  • Failing drive diagnostics or S.M.A.R.T. status tests
  • Recurring Blue Screen of Death (BSOD) crashes
  • Failure to boot into Windows or read/write data
  • Extensive bad sector counts and platter damage
  • Corrupted system files preventing start-up repair

Replacing the drive and reinstalling the OS is usually faster and more reliable than attempting repairs for severe corruption issues. However, always clone the corrupted drive first if you need to recover irreplaceable data.



Preventing Disk Corruption

There are a few key ways to help prevent disk corruption from occurring:

Back Up Regularly: Performing regular backups of your data is one of the best defenses against corruption. Having a recent backup ensures you can restore your files if needed. Experts recommend daily incremental backups along with weekly full system backups.

Use a UPS: Using an uninterruptible power supply (UPS) prevents data loss or corruption from sudden power outages. A UPS provides battery backup power to give you time to properly shut down your computer if the power goes out.

Don’t Improperly Power Off: You should never just turn off a computer without properly shutting it down. Abruptly cutting power can lead to file system errors.

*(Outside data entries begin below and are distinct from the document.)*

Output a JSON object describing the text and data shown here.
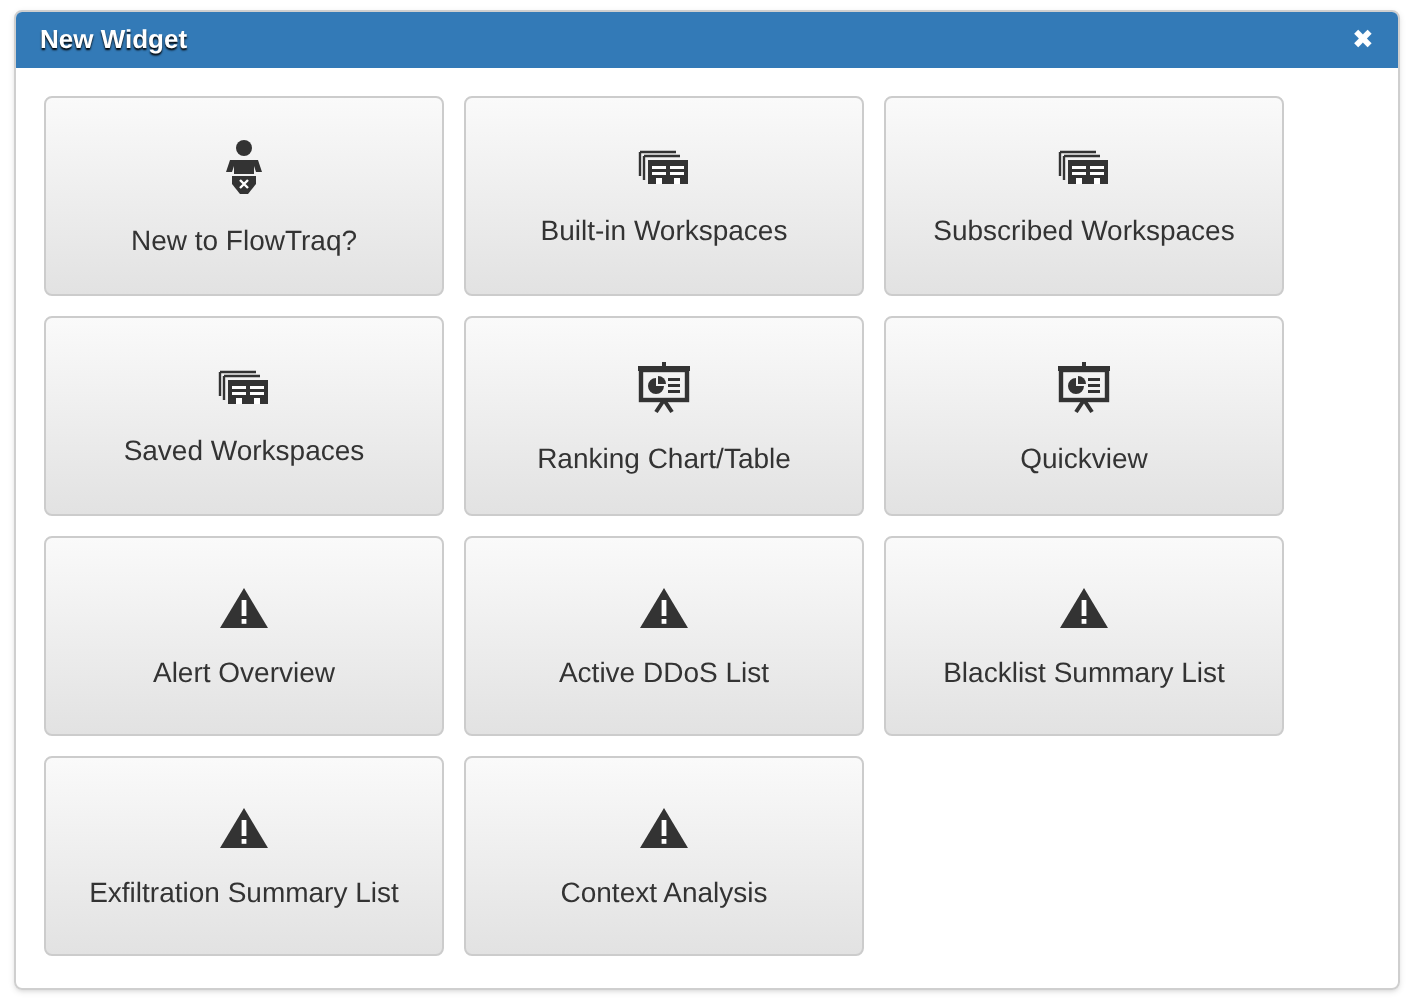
{
  "dialog": {
    "title": "New Widget",
    "close": "✖"
  },
  "tiles": [
    {
      "label": "New to FlowTraq?",
      "kind": "baby"
    },
    {
      "label": "Built-in Workspaces",
      "kind": "workspaces"
    },
    {
      "label": "Subscribed Workspaces",
      "kind": "workspaces"
    },
    {
      "label": "Saved Workspaces",
      "kind": "workspaces"
    },
    {
      "label": "Ranking Chart/Table",
      "kind": "presentation"
    },
    {
      "label": "Quickview",
      "kind": "presentation"
    },
    {
      "label": "Alert Overview",
      "kind": "warning"
    },
    {
      "label": "Active DDoS List",
      "kind": "warning"
    },
    {
      "label": "Blacklist Summary List",
      "kind": "warning"
    },
    {
      "label": "Exfiltration Summary List",
      "kind": "warning"
    },
    {
      "label": "Context Analysis",
      "kind": "warning"
    }
  ]
}
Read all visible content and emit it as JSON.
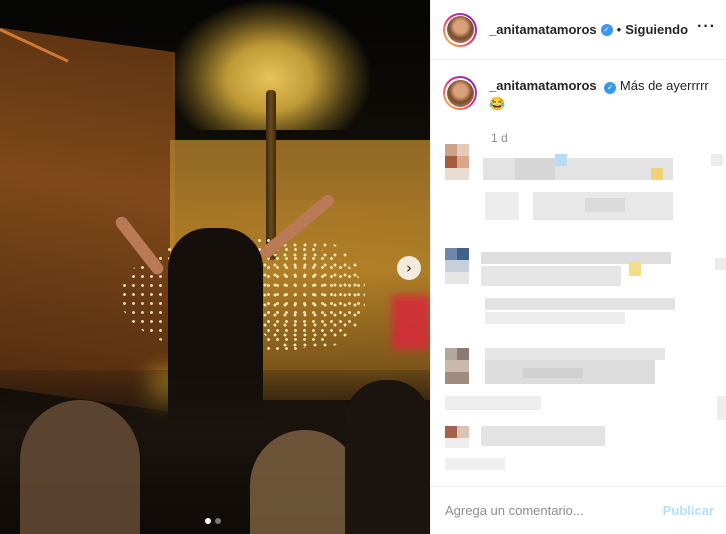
{
  "post": {
    "media": {
      "next_icon": "chevron-right-icon",
      "next_glyph": "›",
      "carousel": {
        "count": 2,
        "active_index": 0
      }
    },
    "header": {
      "username": "_anitamatamoros",
      "separator": "•",
      "follow_status": "Siguiendo",
      "more_glyph": "···",
      "verified_glyph": "✓"
    },
    "caption": {
      "username": "_anitamatamoros",
      "text": "Más de ayerrrrr",
      "emoji": "😂",
      "time": "1 d"
    },
    "add_comment": {
      "placeholder": "Agrega un comentario...",
      "publish_label": "Publicar"
    },
    "colors": {
      "verified": "#3897f0",
      "publish_disabled": "#b2dffc",
      "meta_text": "#8e8e8e"
    }
  }
}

Always use the operating system’s shutdown function.

In addition, other ways to help avoid corruption include installing operating system and driver updates, using quality hardware, monitoring SMART disk health stats, and decluttering your drive.[1]

Corruption in SSDs vs HDDs

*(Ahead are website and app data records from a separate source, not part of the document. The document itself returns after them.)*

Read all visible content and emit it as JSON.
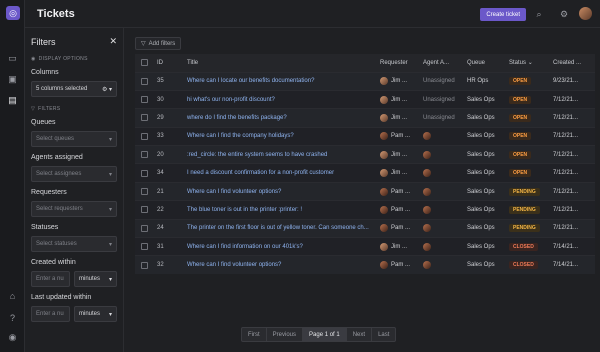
{
  "header": {
    "title": "Tickets",
    "create_label": "Create ticket"
  },
  "filters": {
    "title": "Filters",
    "display_options_label": "DISPLAY OPTIONS",
    "columns_label": "Columns",
    "columns_value": "5 columns selected",
    "filters_section": "FILTERS",
    "queues_label": "Queues",
    "queues_placeholder": "Select queues",
    "agents_label": "Agents assigned",
    "agents_placeholder": "Select assignees",
    "requesters_label": "Requesters",
    "requesters_placeholder": "Select requesters",
    "statuses_label": "Statuses",
    "statuses_placeholder": "Select statuses",
    "created_within_label": "Created within",
    "created_within_placeholder": "Enter a nu",
    "created_within_unit": "minutes",
    "updated_within_label": "Last updated within",
    "updated_within_placeholder": "Enter a nu",
    "updated_within_unit": "minutes"
  },
  "toolbar": {
    "add_filters_label": "Add filters"
  },
  "table": {
    "headers": {
      "id": "ID",
      "title": "Title",
      "requester": "Requester",
      "agent": "Agent A...",
      "queue": "Queue",
      "status": "Status",
      "created": "Created ..."
    },
    "rows": [
      {
        "id": "35",
        "title": "Where can I locate our benefits documentation?",
        "requester": "Jim ...",
        "agent": "Unassigned",
        "queue": "HR Ops",
        "status": "OPEN",
        "created": "9/23/21..."
      },
      {
        "id": "30",
        "title": "hi what's our non-profit discount?",
        "requester": "Jim ...",
        "agent": "Unassigned",
        "queue": "Sales Ops",
        "status": "OPEN",
        "created": "7/12/21..."
      },
      {
        "id": "29",
        "title": "where do I find the benefits package?",
        "requester": "Jim ...",
        "agent": "Unassigned",
        "queue": "Sales Ops",
        "status": "OPEN",
        "created": "7/12/21..."
      },
      {
        "id": "33",
        "title": "Where can I find the company holidays?",
        "requester": "Pam ...",
        "agent": "",
        "queue": "Sales Ops",
        "status": "OPEN",
        "created": "7/12/21..."
      },
      {
        "id": "20",
        "title": ":red_circle: the entire system seems to have crashed",
        "requester": "Jim ...",
        "agent": "",
        "queue": "Sales Ops",
        "status": "OPEN",
        "created": "7/12/21..."
      },
      {
        "id": "34",
        "title": "I need a discount confirmation for a non-profit customer",
        "requester": "Jim ...",
        "agent": "",
        "queue": "Sales Ops",
        "status": "OPEN",
        "created": "7/12/21..."
      },
      {
        "id": "21",
        "title": "Where can I find volunteer options?",
        "requester": "Pam ...",
        "agent": "",
        "queue": "Sales Ops",
        "status": "PENDING",
        "created": "7/12/21..."
      },
      {
        "id": "22",
        "title": "The blue toner is out in the printer :printer: !",
        "requester": "Pam ...",
        "agent": "",
        "queue": "Sales Ops",
        "status": "PENDING",
        "created": "7/12/21..."
      },
      {
        "id": "24",
        "title": "The printer on the first floor is out of yellow toner. Can someone ch...",
        "requester": "Pam ...",
        "agent": "",
        "queue": "Sales Ops",
        "status": "PENDING",
        "created": "7/12/21..."
      },
      {
        "id": "31",
        "title": "Where can I find information on our 401k's?",
        "requester": "Jim ...",
        "agent": "",
        "queue": "Sales Ops",
        "status": "CLOSED",
        "created": "7/14/21..."
      },
      {
        "id": "32",
        "title": "Where can I find volunteer options?",
        "requester": "Pam ...",
        "agent": "",
        "queue": "Sales Ops",
        "status": "CLOSED",
        "created": "7/14/21..."
      }
    ]
  },
  "pagination": {
    "first": "First",
    "previous": "Previous",
    "current": "Page 1 of 1",
    "next": "Next",
    "last": "Last"
  }
}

SSDs and HDDs can both experience data corruption, but the causes and likelihood differ between the two storage technologies.

HDDs rely on mechanical moving parts like platters and read/write heads. This makes them more susceptible to physical damage and mechanical failure that can cause corruption. Problems like head crashes, motor failure, and fragmentation over time are HDD-specific corruption sources. One study found HDDs had an annual failure rate of around 1.5%, often from mechanical issues (Source).

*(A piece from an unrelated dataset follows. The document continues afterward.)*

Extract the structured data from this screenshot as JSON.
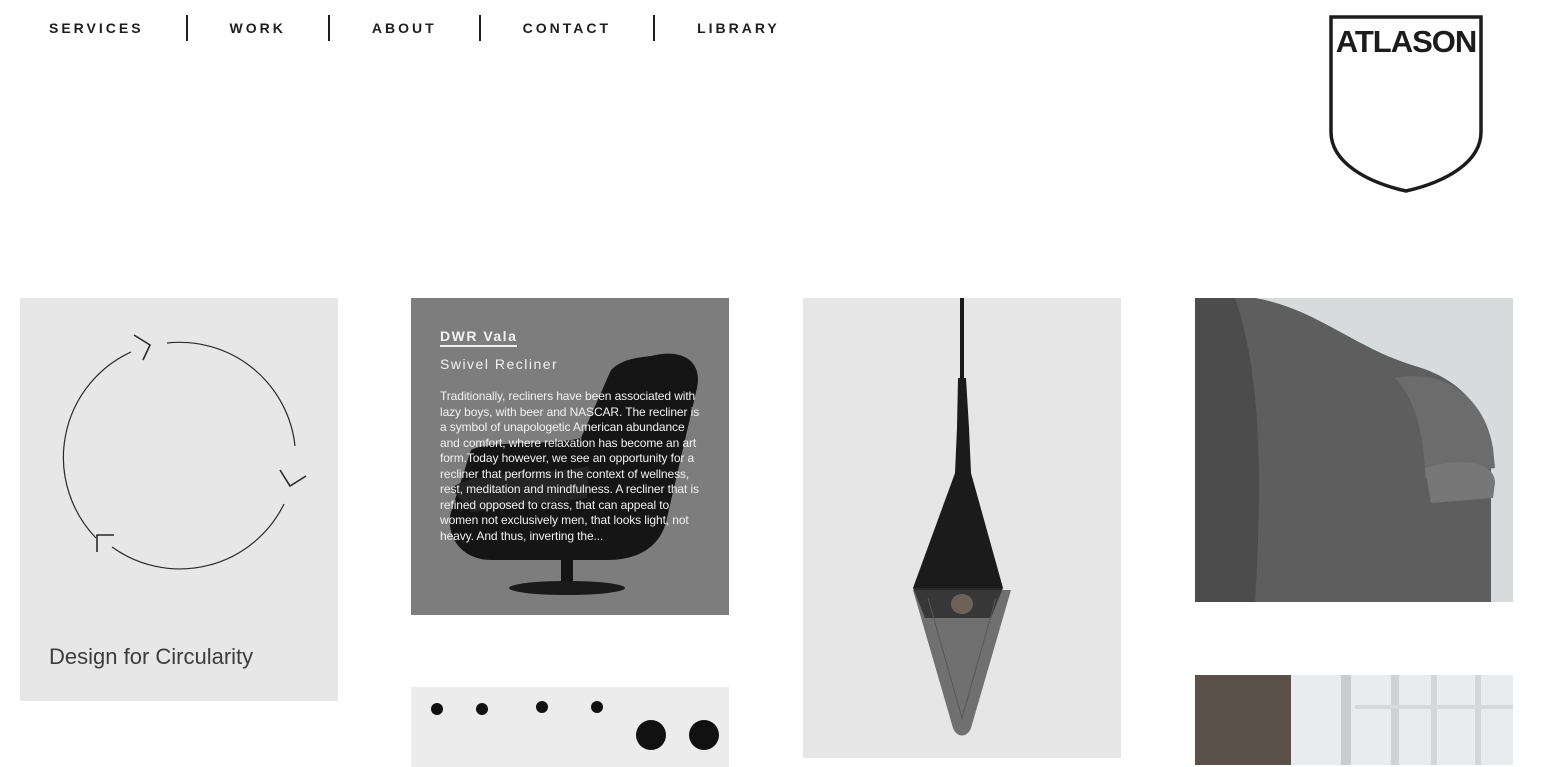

SSDs have no moving parts, making them less prone to physical damage. But SSDs can still experience corruption from sudden power loss, flash memory errors, write amplification, and other firmware and controller issues. SSDs may have lower annual failure rates around 1-0.5%, but catastrophic failures are more common when they do fail (Source).

In general, SSDs are considered more reliable for typical consumer use, while HDDs may be preferred for certain applications like long-term archival storage. But both are still susceptible to data corruption in different ways.

When to Seek Professional Help

If the corrupted data contains valuable or irreplaceable information such as business records, personal photos, or documents, it is highly recommended to seek help from a professional data recovery service rather than trying DIY software fixes. Data recovery services employ certified engineers, custom hardware and software tools to safely extract data from corrupted drives. According to Secure Data Recovery, “A professional data recovery service consistently delivers solutions in the most challenging circumstances and remains the best option for business-critical, personal and sentimentally priceless data recovery.”

Hardware problems like mechanical failure, electrical damage, or firmware corruption often require professional expertise to attempt recovering data. DIY software is limited when drives do not initialize or have physical damage. As TechChef advises, “The longer you wait, the greater the chances of data being overwritten or permanently lost. Contacting data recovery experts immediately after data loss can significantly improve the chances of recovering data successfully.”